Type 2 diabetes usually develops in adulthood, but the number of children being diagnosed with the disease is rising. Children with type 2 diabetes are usually diagnosed during the early teen years. During this time, their bodies are growing and developing rapidly, placing a demand on the Reference pancreas Opens New Window Reference Opens New Window to produce additional Reference insulin Opens New Window.
The hormones released during puberty can make it harder than usual for the body to use insulin correctly (Reference insulin resistance Opens New Window). Also, children with type 2 diabetes are usually overweight, which also contributes to insulin resistance. If the pancreas cannot produce enough insulin to overcome the resistance, diabetes can develop.
Diabetes experts believe the disease progresses as it does in adults. The main risk factors for Reference complications from diabetes are the length of time a person has diabetes and the degree of blood sugar control. A child who develops type 2 diabetes may have an increased risk of complications, because he or she will have the disease for a long time. Some complications that children and teens may develop include:
- Eye disease (Reference diabetic retinopathy Opens New Window) and kidney disease (Reference diabetic nephropathy Opens New Window).
- Reference High blood pressure Opens New Window or Reference high cholesterol Opens New Window, which increases the risk of heart and blood vessel disease later in life.
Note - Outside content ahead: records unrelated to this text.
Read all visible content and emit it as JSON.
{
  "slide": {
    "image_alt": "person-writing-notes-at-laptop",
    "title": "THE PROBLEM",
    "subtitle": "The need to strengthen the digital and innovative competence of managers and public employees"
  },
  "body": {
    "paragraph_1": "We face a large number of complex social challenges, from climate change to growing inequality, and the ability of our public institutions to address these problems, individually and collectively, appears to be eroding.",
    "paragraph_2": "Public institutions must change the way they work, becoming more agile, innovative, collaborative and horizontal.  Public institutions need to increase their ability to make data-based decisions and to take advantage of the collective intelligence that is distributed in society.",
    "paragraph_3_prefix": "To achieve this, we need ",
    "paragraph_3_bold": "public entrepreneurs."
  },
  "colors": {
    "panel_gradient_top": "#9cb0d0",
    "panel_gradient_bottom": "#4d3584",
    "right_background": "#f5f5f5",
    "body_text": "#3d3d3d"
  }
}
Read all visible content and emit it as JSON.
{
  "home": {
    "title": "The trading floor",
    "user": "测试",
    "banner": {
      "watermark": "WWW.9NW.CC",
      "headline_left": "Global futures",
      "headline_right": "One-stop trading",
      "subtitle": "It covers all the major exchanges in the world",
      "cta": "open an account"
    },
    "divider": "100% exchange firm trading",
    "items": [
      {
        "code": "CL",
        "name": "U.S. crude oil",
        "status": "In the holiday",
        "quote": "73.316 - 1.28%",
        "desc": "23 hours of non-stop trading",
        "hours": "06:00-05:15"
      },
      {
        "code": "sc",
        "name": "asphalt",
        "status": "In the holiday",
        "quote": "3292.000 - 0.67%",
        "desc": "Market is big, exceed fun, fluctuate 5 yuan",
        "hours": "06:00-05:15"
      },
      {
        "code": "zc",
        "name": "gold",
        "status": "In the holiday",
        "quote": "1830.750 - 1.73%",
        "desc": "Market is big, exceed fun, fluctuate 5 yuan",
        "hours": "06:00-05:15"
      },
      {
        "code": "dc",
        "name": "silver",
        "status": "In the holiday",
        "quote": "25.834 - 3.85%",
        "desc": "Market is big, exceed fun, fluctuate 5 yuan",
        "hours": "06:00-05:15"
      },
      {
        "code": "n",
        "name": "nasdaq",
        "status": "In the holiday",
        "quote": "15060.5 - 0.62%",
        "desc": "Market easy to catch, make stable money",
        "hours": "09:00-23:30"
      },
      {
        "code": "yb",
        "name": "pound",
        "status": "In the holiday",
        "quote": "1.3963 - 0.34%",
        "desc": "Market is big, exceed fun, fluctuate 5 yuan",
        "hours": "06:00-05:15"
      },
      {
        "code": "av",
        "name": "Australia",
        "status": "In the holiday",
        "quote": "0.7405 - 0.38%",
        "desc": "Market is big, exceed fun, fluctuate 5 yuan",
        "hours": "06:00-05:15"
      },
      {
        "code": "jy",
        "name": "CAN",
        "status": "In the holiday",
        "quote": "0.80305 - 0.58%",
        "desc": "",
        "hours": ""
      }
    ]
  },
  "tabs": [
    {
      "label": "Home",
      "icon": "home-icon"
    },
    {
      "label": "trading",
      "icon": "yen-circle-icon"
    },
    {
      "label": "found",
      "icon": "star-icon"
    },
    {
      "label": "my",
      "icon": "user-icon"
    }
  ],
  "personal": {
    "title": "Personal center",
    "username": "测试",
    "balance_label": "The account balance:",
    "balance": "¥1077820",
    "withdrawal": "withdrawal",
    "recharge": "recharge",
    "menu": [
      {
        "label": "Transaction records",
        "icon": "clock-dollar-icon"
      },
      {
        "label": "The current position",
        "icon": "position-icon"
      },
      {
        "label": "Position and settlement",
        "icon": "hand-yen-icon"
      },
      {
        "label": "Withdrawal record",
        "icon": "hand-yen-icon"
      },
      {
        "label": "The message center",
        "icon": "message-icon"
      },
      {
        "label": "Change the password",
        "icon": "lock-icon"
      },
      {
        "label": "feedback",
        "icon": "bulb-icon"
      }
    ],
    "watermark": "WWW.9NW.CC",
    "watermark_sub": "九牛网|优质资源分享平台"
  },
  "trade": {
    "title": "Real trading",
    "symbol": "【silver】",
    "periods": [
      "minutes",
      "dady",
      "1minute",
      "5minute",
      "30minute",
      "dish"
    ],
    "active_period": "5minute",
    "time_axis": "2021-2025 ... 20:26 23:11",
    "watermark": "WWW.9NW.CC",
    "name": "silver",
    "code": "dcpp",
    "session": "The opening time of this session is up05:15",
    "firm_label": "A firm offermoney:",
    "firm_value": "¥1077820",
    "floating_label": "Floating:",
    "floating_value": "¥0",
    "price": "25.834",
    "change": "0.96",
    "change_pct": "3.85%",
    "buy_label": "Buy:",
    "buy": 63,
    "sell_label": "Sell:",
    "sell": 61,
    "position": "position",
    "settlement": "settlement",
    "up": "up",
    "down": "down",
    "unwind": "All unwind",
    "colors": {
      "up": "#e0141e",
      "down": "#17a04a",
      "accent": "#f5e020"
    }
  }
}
If a child's blood sugar levels remain high for a long time, he or she may grow at an abnormal rate—faster than normal for a while, then slower than normal later. If blood sugar levels stay high during puberty, normal changes and the start of menstruation may be delayed.
The way to prevent complications is to always keep blood sugar levels in a Reference target range. This requires that your child follow his or her treatment plan daily and monitor blood sugar levels often. Your child also will need ongoing diabetes education and regular checkups. Other medical conditions, such as high blood pressure and high cholesterol, need adequate medical care also, because they raise the risk for diabetes complications.
Children with type 2 diabetes have to modify their lifestyles. Your child will be more successful if your whole family is involved. These lifestyle changes benefit everyone by reducing the risk for diabetes and heart disease.
|By:||Reference Healthwise Staff||Last Revised: Reference August 1, 2012|
|Medical Review:||Reference John Pope, MD - Pediatrics
Reference Stephen LaFranchi, MD - Pediatrics, Pediatric Endocrinology